Reproduce every line of the material below, but drop the pictures.

### Records to process
★ ★ ★ ★

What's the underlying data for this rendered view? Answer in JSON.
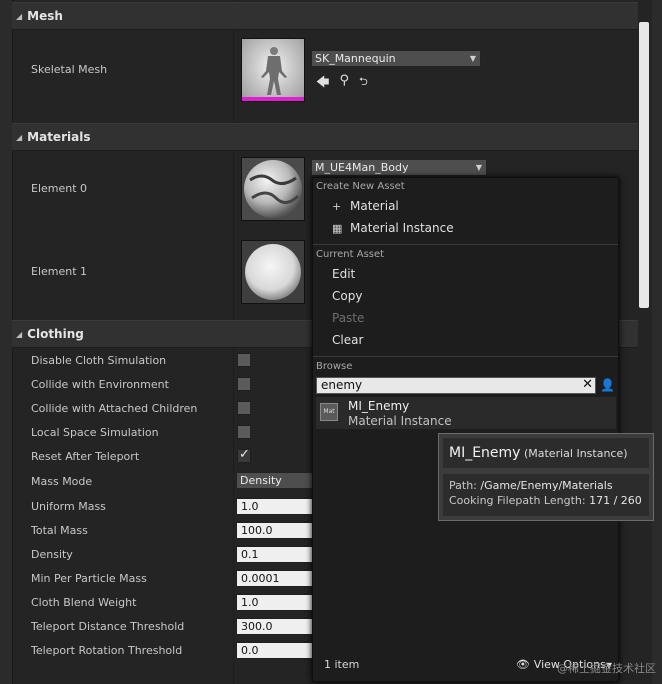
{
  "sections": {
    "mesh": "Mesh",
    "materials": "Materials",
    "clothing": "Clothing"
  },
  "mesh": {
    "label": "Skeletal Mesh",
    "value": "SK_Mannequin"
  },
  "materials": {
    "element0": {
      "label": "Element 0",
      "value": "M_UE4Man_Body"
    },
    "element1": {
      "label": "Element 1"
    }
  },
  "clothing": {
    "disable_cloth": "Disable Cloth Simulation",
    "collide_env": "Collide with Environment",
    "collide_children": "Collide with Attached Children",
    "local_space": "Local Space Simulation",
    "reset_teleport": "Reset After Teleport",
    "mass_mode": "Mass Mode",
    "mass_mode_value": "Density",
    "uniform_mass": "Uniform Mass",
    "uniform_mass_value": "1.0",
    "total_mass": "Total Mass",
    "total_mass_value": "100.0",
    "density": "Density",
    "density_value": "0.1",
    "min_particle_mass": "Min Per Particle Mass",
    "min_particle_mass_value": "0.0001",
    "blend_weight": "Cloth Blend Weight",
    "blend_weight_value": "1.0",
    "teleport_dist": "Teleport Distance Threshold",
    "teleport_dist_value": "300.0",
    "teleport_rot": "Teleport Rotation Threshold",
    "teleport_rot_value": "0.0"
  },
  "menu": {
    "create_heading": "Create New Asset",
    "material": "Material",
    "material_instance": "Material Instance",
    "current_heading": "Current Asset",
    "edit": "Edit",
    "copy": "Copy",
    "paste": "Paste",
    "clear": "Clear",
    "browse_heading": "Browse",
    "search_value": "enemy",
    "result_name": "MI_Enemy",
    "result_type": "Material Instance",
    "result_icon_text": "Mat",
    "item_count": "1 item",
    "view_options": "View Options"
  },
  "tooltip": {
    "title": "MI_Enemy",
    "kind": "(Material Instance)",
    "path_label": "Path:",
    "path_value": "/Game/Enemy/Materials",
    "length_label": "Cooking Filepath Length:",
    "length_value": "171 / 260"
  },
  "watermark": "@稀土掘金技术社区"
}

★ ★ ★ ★

### Exercise response
What's the underlying data for this rendered view? Answer in JSON.
{
  "sections": {
    "mesh": "Mesh",
    "materials": "Materials",
    "clothing": "Clothing"
  },
  "mesh": {
    "label": "Skeletal Mesh",
    "value": "SK_Mannequin"
  },
  "materials": {
    "element0": {
      "label": "Element 0",
      "value": "M_UE4Man_Body"
    },
    "element1": {
      "label": "Element 1"
    }
  },
  "clothing": {
    "disable_cloth": "Disable Cloth Simulation",
    "collide_env": "Collide with Environment",
    "collide_children": "Collide with Attached Children",
    "local_space": "Local Space Simulation",
    "reset_teleport": "Reset After Teleport",
    "mass_mode": "Mass Mode",
    "mass_mode_value": "Density",
    "uniform_mass": "Uniform Mass",
    "uniform_mass_value": "1.0",
    "total_mass": "Total Mass",
    "total_mass_value": "100.0",
    "density": "Density",
    "density_value": "0.1",
    "min_particle_mass": "Min Per Particle Mass",
    "min_particle_mass_value": "0.0001",
    "blend_weight": "Cloth Blend Weight",
    "blend_weight_value": "1.0",
    "teleport_dist": "Teleport Distance Threshold",
    "teleport_dist_value": "300.0",
    "teleport_rot": "Teleport Rotation Threshold",
    "teleport_rot_value": "0.0"
  },
  "menu": {
    "create_heading": "Create New Asset",
    "material": "Material",
    "material_instance": "Material Instance",
    "current_heading": "Current Asset",
    "edit": "Edit",
    "copy": "Copy",
    "paste": "Paste",
    "clear": "Clear",
    "browse_heading": "Browse",
    "search_value": "enemy",
    "result_name": "MI_Enemy",
    "result_type": "Material Instance",
    "result_icon_text": "Mat",
    "item_count": "1 item",
    "view_options": "View Options"
  },
  "tooltip": {
    "title": "MI_Enemy",
    "kind": "(Material Instance)",
    "path_label": "Path:",
    "path_value": "/Game/Enemy/Materials",
    "length_label": "Cooking Filepath Length:",
    "length_value": "171 / 260"
  },
  "watermark": "@稀土掘金技术社区"
}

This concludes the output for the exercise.